The world feels increasingly volatile and polarised. Millions of people are displaced or alienated by abuses of power. Our lives are cluttered, stressful and unsatisfying. Our sense of who we are and where we belong is more fragile than ever.
Following political and personal upheaval at home, Cliff James emigrated from his native England and travelled the globe in search of an ideal society. In his quest for Utopia, he sought enlightenment in Himalayan temples, joined ecological and peace projects in Israel and Palestine, and served at refugee camps and organic farms from Europe to Asia, Australia and South America.
Against a backdrop of global instability, he depicts the intricacies of daily life around the world, the challenges of social and environmental injustice, and the resilience of the human spirit. Life As A Kite is a philosophical as much as a geographical journey, a personal narrative of loss and hope, and a manifesto for a future without frontiers.
I got to know Cliff when he served as secretary for the Gay and Lesbian Humanist Association, of which I was a founder member 40 years ago (the 4oth anniversary of its establishment will be celebrated in London tomorrow.)
I lost contact with him after I moved to Spain almost 10 years ago. He messaged me out of the blue this week to say that he is now also in Spain and that he will shortly be publishing Life of a Kite.
I am looking for someone to review the book when it’s published.
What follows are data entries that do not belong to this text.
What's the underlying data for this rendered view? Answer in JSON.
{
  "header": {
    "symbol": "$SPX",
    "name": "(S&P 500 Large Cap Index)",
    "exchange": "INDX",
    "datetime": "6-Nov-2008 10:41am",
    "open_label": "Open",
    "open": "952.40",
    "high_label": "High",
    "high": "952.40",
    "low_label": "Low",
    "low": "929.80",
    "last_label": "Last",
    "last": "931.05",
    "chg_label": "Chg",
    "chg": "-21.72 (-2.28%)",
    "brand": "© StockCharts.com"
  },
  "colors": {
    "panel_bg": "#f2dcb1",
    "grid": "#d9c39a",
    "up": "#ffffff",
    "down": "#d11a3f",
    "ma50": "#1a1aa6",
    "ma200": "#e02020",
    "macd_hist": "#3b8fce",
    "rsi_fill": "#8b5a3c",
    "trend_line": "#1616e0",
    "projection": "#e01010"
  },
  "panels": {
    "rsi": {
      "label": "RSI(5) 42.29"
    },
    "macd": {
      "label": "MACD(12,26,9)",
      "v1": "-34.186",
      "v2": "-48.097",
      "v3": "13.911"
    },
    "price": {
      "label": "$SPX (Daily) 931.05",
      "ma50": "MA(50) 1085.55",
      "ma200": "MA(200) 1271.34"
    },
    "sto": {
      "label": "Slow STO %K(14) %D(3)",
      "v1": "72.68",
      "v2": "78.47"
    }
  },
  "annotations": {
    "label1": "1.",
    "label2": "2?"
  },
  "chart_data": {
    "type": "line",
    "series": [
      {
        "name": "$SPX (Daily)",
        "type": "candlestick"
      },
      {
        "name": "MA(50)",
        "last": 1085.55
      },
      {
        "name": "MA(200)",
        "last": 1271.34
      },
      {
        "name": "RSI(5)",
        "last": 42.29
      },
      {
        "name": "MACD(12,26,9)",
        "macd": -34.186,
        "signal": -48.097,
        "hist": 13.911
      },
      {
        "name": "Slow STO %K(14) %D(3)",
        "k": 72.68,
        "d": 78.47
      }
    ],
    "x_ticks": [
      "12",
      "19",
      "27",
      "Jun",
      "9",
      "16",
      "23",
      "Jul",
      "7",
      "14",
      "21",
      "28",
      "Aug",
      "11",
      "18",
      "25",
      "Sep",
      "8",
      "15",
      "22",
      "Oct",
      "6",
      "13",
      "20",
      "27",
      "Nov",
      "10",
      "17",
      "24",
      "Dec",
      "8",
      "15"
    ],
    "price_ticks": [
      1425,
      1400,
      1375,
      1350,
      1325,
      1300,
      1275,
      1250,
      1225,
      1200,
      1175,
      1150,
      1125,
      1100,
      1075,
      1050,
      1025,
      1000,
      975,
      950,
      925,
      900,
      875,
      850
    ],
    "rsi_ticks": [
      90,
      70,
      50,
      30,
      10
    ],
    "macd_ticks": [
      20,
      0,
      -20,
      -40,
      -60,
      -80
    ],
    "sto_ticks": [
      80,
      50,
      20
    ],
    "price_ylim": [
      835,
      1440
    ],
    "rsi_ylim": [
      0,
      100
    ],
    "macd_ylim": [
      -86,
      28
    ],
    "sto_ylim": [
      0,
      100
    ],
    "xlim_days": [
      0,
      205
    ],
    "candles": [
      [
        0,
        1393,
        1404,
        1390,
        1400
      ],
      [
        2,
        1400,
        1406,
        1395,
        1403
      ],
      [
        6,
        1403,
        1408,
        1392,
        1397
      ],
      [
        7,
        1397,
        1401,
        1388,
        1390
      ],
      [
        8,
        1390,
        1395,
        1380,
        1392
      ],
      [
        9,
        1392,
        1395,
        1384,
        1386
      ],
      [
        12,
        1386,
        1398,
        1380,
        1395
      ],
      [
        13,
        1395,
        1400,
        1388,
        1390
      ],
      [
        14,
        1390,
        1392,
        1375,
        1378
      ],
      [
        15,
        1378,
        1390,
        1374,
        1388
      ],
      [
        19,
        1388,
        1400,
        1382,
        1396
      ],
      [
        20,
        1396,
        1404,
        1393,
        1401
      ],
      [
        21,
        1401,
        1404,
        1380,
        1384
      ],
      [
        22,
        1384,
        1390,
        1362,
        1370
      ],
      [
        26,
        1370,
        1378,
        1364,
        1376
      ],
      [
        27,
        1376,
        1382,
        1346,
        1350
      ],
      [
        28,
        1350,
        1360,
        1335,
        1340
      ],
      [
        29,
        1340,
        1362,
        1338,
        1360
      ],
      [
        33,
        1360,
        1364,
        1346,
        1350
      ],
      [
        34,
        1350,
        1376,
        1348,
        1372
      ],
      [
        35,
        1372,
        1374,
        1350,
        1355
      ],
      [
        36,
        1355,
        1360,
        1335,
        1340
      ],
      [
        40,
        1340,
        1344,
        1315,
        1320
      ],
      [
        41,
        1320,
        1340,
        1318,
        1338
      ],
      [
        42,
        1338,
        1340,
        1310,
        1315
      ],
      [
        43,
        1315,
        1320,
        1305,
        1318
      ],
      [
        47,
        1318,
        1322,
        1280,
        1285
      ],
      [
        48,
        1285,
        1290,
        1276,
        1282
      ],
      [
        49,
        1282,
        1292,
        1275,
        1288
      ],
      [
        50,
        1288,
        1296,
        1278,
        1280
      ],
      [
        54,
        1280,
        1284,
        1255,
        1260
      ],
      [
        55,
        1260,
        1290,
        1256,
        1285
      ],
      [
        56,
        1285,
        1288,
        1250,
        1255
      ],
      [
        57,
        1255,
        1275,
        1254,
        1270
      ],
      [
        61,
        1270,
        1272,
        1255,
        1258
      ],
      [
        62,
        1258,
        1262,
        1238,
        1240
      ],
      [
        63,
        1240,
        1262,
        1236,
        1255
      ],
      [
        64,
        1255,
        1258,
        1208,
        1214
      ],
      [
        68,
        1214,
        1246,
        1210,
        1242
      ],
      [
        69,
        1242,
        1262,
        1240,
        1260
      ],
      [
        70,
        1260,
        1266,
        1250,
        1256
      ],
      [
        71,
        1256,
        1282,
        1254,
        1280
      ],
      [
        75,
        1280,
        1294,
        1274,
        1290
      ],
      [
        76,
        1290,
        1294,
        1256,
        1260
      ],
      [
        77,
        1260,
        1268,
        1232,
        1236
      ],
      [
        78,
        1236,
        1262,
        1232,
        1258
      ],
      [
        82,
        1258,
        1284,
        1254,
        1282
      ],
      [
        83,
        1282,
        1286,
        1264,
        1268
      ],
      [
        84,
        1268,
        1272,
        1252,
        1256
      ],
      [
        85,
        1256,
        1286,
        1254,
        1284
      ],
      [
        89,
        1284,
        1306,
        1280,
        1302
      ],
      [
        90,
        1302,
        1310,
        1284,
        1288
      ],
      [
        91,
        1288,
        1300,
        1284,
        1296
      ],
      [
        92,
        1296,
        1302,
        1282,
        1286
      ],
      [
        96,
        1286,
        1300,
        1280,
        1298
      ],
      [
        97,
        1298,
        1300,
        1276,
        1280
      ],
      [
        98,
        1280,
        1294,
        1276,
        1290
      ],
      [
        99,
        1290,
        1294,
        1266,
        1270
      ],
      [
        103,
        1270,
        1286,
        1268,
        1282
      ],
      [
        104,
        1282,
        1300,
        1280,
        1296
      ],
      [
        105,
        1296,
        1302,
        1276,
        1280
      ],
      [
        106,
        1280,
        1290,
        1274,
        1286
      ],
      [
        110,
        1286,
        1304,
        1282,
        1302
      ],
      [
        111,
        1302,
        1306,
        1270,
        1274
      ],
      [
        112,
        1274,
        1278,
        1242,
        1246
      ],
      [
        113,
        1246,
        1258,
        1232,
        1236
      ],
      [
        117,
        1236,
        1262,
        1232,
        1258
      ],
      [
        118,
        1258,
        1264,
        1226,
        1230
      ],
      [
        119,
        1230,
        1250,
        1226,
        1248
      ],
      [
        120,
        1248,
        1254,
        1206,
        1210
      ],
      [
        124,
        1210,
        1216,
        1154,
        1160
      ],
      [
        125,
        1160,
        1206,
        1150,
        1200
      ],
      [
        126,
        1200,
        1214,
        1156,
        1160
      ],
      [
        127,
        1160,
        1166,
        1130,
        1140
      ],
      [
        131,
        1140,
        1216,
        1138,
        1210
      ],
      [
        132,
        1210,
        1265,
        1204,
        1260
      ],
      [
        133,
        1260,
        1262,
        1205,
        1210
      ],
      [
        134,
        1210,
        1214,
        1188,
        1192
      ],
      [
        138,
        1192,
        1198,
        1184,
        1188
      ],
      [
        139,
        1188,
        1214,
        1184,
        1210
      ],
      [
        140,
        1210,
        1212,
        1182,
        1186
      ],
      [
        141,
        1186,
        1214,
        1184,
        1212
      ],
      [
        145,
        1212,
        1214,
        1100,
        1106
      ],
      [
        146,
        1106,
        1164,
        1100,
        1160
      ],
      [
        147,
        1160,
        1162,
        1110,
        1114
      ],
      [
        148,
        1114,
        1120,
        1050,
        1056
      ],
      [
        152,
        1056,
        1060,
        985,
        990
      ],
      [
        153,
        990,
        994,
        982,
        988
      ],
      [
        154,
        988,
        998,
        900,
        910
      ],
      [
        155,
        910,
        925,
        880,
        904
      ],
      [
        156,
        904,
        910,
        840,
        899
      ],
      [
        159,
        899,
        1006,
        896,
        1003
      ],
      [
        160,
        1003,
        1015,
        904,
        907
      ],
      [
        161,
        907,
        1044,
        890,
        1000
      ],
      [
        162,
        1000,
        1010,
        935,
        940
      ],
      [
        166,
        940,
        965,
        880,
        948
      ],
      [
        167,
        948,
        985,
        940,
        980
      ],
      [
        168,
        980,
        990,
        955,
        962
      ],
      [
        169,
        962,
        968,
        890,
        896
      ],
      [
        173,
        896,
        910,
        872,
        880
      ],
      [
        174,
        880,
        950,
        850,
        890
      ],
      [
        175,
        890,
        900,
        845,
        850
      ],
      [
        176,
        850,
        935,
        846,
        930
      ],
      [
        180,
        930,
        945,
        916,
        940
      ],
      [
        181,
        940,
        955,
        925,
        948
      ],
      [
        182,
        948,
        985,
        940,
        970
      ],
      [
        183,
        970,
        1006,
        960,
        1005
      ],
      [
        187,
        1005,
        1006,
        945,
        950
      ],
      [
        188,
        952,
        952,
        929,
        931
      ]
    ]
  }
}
If any would like to receive a review copy, please send an email headed “Review request” to email@example.com.